Story of qualifying: Can it rain every race weekend, please?

After another dramatic F1 contest in the rain, a round-up of the main talking points after Lewis Hamilton mastered the wet conditions to claim pole position for the Hungarian Grand Prix as Red Bull and Ferrari faltered.

Shock: No-one had Lewis Hamilton or Mercedes down for pole position this weekend -- this was a circuit meant to swing the pendulum back toward Ferrari and Red Bull. But the rain changed everything and some beautiful laps late in the session helped Hamilton and Valtteri Bottas beat Ferrari to the front row of the grid. Even if it stays dry tomorrow, Mercedes is in a great position to stay ahead on a circuit notorious for its limited overtaking opportunities.

Shocker: Red Bull had an awful session. Daniel Ricciardo joked on Thursday that he wanted to avoid the third row of the grid, but he probably didn't quite mean like that -- the Australian was caught out by the worsening conditions in Q2 and an ill-timed yellow flag to be eliminated. He will line up in 12th.

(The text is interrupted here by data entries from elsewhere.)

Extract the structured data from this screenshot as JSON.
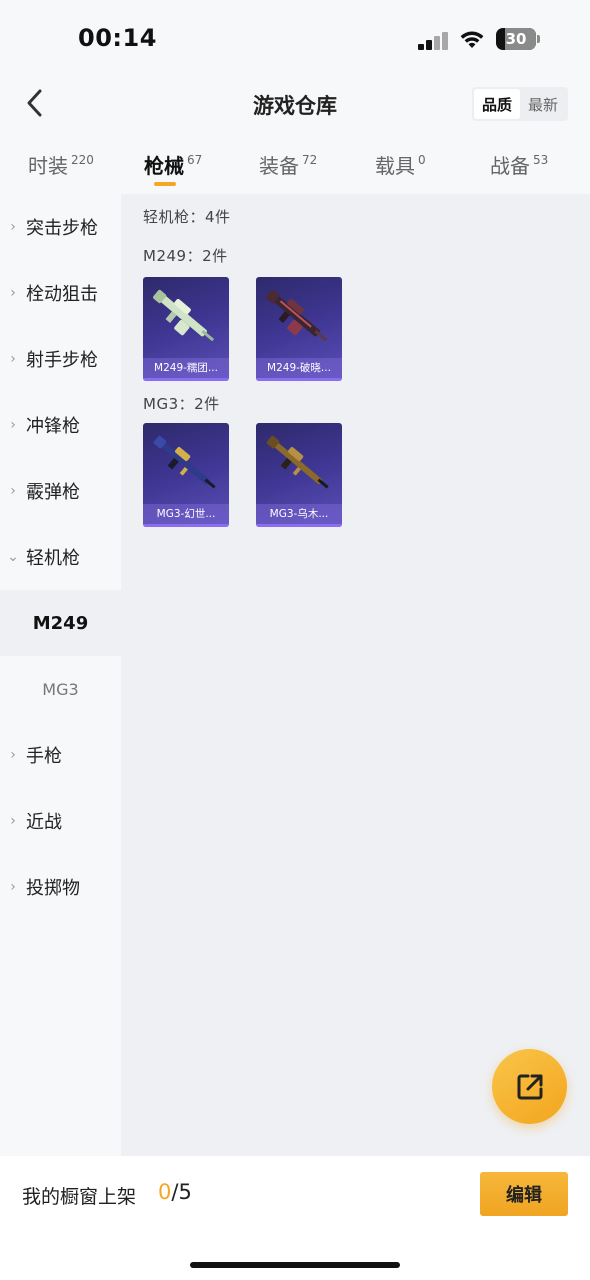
{
  "status_bar": {
    "time": "00:14",
    "battery": "30",
    "icons": [
      "signal-icon",
      "wifi-icon",
      "battery-icon"
    ]
  },
  "header": {
    "back_icon": "chevron-left-icon",
    "title": "游戏仓库",
    "sort": {
      "options": [
        "品质",
        "最新"
      ],
      "active": "品质"
    }
  },
  "tabs": [
    {
      "label": "时装",
      "count": "220"
    },
    {
      "label": "枪械",
      "count": "67"
    },
    {
      "label": "装备",
      "count": "72"
    },
    {
      "label": "载具",
      "count": "0"
    },
    {
      "label": "战备",
      "count": "53"
    }
  ],
  "active_tab": "枪械",
  "sidebar": {
    "categories": [
      {
        "label": "突击步枪",
        "expanded": false
      },
      {
        "label": "栓动狙击",
        "expanded": false
      },
      {
        "label": "射手步枪",
        "expanded": false
      },
      {
        "label": "冲锋枪",
        "expanded": false
      },
      {
        "label": "霰弹枪",
        "expanded": false
      },
      {
        "label": "轻机枪",
        "expanded": true
      },
      {
        "label": "手枪",
        "expanded": false
      },
      {
        "label": "近战",
        "expanded": false
      },
      {
        "label": "投掷物",
        "expanded": false
      }
    ],
    "subcategories": [
      {
        "label": "M249",
        "selected": true
      },
      {
        "label": "MG3",
        "selected": false
      }
    ]
  },
  "content": {
    "category_summary": "轻机枪：4件",
    "groups": [
      {
        "label": "M249：2件",
        "items": [
          "M249-糯团...",
          "M249-破晓..."
        ]
      },
      {
        "label": "MG3：2件",
        "items": [
          "MG3-幻世...",
          "MG3-乌木..."
        ]
      }
    ]
  },
  "fab": {
    "icon": "share-icon"
  },
  "bottom_bar": {
    "shelf_label": "我的橱窗上架",
    "shelf_current": "0",
    "shelf_total": "/5",
    "edit_label": "编辑"
  },
  "colors": {
    "accent": "#f5a623",
    "card_bg": "#3d3590",
    "card_caption": "#7864d2"
  }
}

As for Max Verstappen, he could manage only seventh despite being considered, like Hamilton, a master in the rain. A lot can change on a Sunday afternoon but it could be a frustrating race ahead for Red Bull, which came to Hungary expecting to compete for its fourth win of the season.

Rain = drama: A rain shower caused chaos in the closing stages of the German Grand Prix last weekend and it had a similar impact throughout qualifying. Q1 and Q2 were as entertaining as Q3, with conditions changing throughout both, giving everyone something of a strategic headache on which tires to pick.

Ironically, before Germany many in the paddock were joking at how this season seemed destined to pass without a wet qualifying or race -- until Hockenheim it had always seemed to rain the moment after one (or both) finished every weekend. We've now been treated to two brilliant spectacles.

A thrilling race in store: There's always a fascinating race in store when a car with slower race pace qualifies ahead. Mercedes did not expect to compete with Ferrari on raw performance here but will now start ahead of Ferrari. The Italian team has had lighting starts this season and there's a long run down to Turn 1, meaning the start alone is going to be brilliant.

Midfield shake-up: Renault's Carlos Sainz was one of the star performers of the session, qualifying in fifth position behind the lead pair. With his future still uncertain beyond 2018, it was a well-timed demonstration of his talent.

Making matters worse for Red Bull will probably be the cars starting either side of seventh-placed Verstappen. Junior team Toro Rosso excelled in the wet, with Pierre Gasly snatching the other spot on the third row alongside Sainz.

The undisputed rain master? Hamilton has always been pretty special in the rain. He has now had two performances in the space of six days that serve as a good reminder of why he is considered one of the all-time greats in those conditions. Love him or hate him, the four-time world champion is a joy to watch in those conditions.